(The GFS, ECMWF and other major models are starting to agree on a consensus track which has Irma raking the Florida coast before threatening Georgia and the Carolinas. Image source: The National Hurricane Center.)

GFS shows the storm raking most of the Florida coast as it bounces from one landfall or near landfall to another across the eastern seaboard before making a final landfall as a 924 mb monster along the Georgia-South Carolina border. Meanwhile, another major model — the Euro (ECMWF) — has the storm following approximately the same path at a lower intensity.

Though the GFS modeled intensity does not jibe with the official forecast — which calls for weakening of Irma to strong Cat 4 and then strong Cat 3 status — we should not completely rule out the GFS prediction due to those very warm ocean surfaces mentioned above. If predicted wind shear does not emerge, then it would allow Irma to more effectively tap those very warm waters off Florida and hit a second peak intensity. And if such a forecast were realized, it would produce a seriously catastrophic disaster for the U.S. East Coast.

(Models are starting to come into consensus on Irma’s track — which is zeroing in on it raking the Florida coast and then slamming into Georgia or South Carolina — but forecast intensity varies widely. GFS shows Irma off Florida at an intensity stronger than her present extreme strength by Sunday. Image source: Tropical Tidbits.)

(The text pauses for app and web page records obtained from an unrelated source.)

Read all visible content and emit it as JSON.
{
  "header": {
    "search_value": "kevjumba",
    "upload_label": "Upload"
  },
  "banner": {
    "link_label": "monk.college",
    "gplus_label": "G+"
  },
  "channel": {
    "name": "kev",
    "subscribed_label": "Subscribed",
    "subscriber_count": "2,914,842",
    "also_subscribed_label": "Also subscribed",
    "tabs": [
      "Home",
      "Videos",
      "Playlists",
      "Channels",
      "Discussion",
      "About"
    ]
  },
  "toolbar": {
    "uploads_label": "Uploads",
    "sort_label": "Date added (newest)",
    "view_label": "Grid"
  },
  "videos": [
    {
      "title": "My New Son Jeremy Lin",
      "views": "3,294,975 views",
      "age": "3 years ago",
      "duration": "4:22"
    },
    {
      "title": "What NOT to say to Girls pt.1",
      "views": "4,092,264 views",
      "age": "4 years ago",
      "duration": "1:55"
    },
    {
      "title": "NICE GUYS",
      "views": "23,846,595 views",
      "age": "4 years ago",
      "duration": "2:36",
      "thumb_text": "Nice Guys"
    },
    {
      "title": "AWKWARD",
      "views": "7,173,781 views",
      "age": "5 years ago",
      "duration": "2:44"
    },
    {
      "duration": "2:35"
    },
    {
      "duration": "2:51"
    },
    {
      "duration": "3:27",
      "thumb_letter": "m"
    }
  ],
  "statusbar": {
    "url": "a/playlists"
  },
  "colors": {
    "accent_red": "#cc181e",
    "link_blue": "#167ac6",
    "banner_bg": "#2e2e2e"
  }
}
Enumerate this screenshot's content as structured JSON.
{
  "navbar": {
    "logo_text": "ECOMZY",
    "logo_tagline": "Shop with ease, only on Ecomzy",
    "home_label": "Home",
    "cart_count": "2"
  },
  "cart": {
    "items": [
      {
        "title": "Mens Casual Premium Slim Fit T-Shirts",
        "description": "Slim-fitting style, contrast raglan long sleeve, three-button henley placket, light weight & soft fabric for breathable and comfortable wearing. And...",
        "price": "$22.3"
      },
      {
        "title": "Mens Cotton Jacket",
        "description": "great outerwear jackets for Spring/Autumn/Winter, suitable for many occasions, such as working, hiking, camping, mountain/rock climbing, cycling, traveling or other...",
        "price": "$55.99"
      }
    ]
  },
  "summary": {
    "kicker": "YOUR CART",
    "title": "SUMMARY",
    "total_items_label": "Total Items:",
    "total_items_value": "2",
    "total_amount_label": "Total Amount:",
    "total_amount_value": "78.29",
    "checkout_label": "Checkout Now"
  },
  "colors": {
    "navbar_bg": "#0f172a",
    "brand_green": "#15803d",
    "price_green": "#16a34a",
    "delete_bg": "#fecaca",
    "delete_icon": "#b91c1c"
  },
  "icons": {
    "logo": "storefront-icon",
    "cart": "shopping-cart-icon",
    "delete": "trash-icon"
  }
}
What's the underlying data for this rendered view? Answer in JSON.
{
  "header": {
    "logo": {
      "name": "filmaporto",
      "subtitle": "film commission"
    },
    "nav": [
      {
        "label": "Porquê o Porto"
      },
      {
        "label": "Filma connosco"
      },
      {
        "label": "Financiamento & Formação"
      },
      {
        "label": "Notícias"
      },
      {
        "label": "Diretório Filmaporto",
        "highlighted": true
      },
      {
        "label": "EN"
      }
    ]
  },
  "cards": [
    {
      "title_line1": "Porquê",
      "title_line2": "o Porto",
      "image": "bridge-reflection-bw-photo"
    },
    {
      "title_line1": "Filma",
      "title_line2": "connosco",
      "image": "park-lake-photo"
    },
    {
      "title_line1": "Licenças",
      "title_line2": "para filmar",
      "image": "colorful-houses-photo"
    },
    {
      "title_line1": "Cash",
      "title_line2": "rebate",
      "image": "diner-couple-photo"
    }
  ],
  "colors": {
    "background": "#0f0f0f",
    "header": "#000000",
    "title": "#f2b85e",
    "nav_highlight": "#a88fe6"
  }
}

Of course, the official forecast track and intensity — in which a strong Category 4 storm rakes coastal Florida and then tracks up into Georgia or South Carolina to make final landfall as a strong Cat 3 is bad enough. So in this case, we are looking a present forecast scenarios in which models are starting to come into consensus on track that range from bad (official Cat 4 and then Cat 3 intensity storm impacting Florida, Georgia and the Carolinas) to worse (GFS potential for a very strong cat 5 storm threatening the U.S. Southeast Coast).




The National Hurricane Center

Earth Nullschool

Tropical Tidbits

%d bloggers like this: